Delger River – Canyon Float
Seven full days covering nearly one-hundred and sixty kilometers of epic taimen and trout water. The river is remote and difficult to access, offering pristine and secluded angling. That can only be accessed by boat. These trips begin in the forested mountain headwaters, and over the course of a week, the river carves its way through limestone and granite in a canyon that is flanked by spectacular cliffs and rock pinnacles.  There are very healthy taimen populations with fish over 50-inches encountered every season. When floating the Delger Canyon, anglers will fish out of inflatable NRS drift boats. These non-motorized crafts are perfect for the task: quiet, stable, and ideal for two anglers and a guide. This is a beautiful, wild river, with variable flows and fishing conditions. All fishing on the Delger is catch/release, fly fishing only using single, barbless hooks.

Delger River – Headwaters Expeditionary Trip
With this amazing adventure, the outfitter packs the entire camp – boats and all – onto camels. Guests then travel deep into the wilderness for seven full days of wilderness fishing on incredible taimen waters. The guides call this place “The Temple,” and in this remote section of Mongolia, the river is extremely isolated and strikingly beautiful. Steep, forested walls frame the boulder-filled stream, creating one of the most protected fisheries on the planet. The Headwaters Expedition is about the quality of fishing over quantity.  You can expect to fish these waters meticulously, quietly walking and wading while accompanied by a professional guide. There are some enormous fish in these waters.  When the river is clear, there are opportunities to sight fish for extremely large taimen in the 50-60-inch range.  The trout fishing on this section of the river is also quite good. The total number of anglers is limited to four per expedition. Guests often combine a Headwaters Expedition with a Classic Canyon drift boat trip.  By linking both journeys, guests are able to fish for nearly two full weeks, exploring a new stretch of the river almost every day.

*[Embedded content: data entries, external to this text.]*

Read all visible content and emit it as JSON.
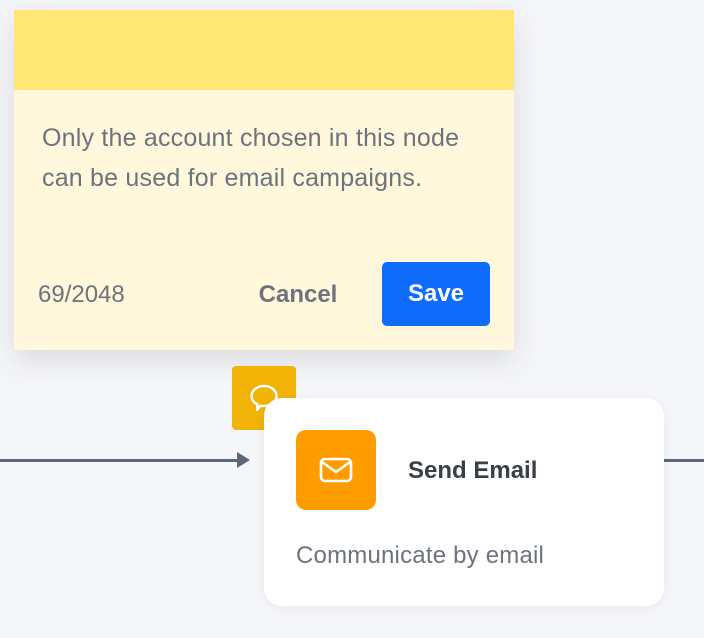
{
  "note": {
    "text": "Only the account chosen in this node can be used for email campaigns.",
    "char_count": "69/2048",
    "cancel_label": "Cancel",
    "save_label": "Save"
  },
  "node": {
    "title": "Send Email",
    "description": "Communicate by email",
    "icon": "envelope-icon",
    "icon_color": "#ff9d00"
  },
  "comment_badge": {
    "icon": "speech-bubble-icon",
    "color": "#f2b307"
  },
  "colors": {
    "note_header": "#ffe675",
    "note_body": "#fff8dd",
    "save_button": "#0f6cfb",
    "connector": "#5d6874",
    "canvas": "#f5f6f9"
  }
}
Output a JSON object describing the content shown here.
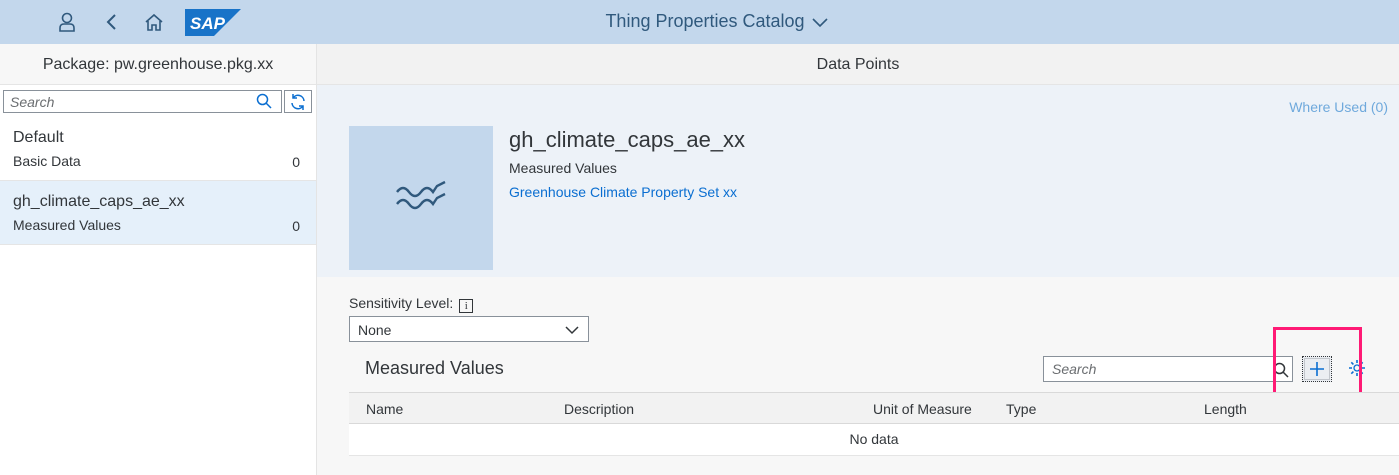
{
  "shell": {
    "title": "Thing Properties Catalog",
    "logo_text": "SAP",
    "icons": [
      "user-icon",
      "back-icon",
      "home-icon",
      "chevron-down-icon"
    ]
  },
  "master": {
    "header": "Package: pw.greenhouse.pkg.xx",
    "search_placeholder": "Search",
    "items": [
      {
        "title": "Default",
        "subtitle": "Basic Data",
        "count": "0"
      },
      {
        "title": "gh_climate_caps_ae_xx",
        "subtitle": "Measured Values",
        "count": "0"
      }
    ]
  },
  "detail": {
    "header": "Data Points",
    "where_used": "Where Used (0)",
    "object": {
      "title": "gh_climate_caps_ae_xx",
      "subtitle": "Measured Values",
      "link": "Greenhouse Climate Property Set xx"
    },
    "sensitivity": {
      "label": "Sensitivity Level:",
      "value": "None"
    },
    "table": {
      "title": "Measured Values",
      "search_placeholder": "Search",
      "columns": [
        "Name",
        "Description",
        "Unit of Measure",
        "Type",
        "Length"
      ],
      "empty_text": "No data"
    }
  },
  "colors": {
    "shell_bg": "#c3d7ec",
    "link": "#0a6ed1",
    "highlight": "#ff1a75",
    "selected_item": "#e5f0fa"
  }
}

Boats and Equipment
On both rivers, our outfitter uses non-motorized boats to reach a string of isolated, environmentally progressive, and very comfortable camps. Depending on the location and section of the river, anglers will drift fish and float each day utilizing traditional American drift boats (Onon River), inflatable NRS drift boats ( Delger Canyon trip), or a combination of wading and rafts (Delger expeditionary trip). The typical situation has two anglers per boat fishing with one guide. While flies, tippet, and leaders are included with each package, it is recommended that anglers bring all of their own fishing equipment, including rods, reels, lines, waders, and boots. The typical taimen rod is a single-handed eight- or nine-weight, although some casters prefer a ten-weight for the larger, wind-resistant flies. Please refer to the Yellow Dog pre-trip planning book for detailed packing lists and equipment recommendations.

Catch and Release / Fly Fishing Only
The Onon River was the first in Mongolia to be legally designated catch-and-release, fly-fishing only for all international anglers. We insist that all clients practice catch-and-release fly-fishing using single, barbless hooks. It takes taimen approximately seven years to reach sexual maturity, and a truly large fish can be 25 or 30 years old. Even in the healthiest of rivers, their population densities are not high. Treating these amazing animals with care and respect is of paramount importance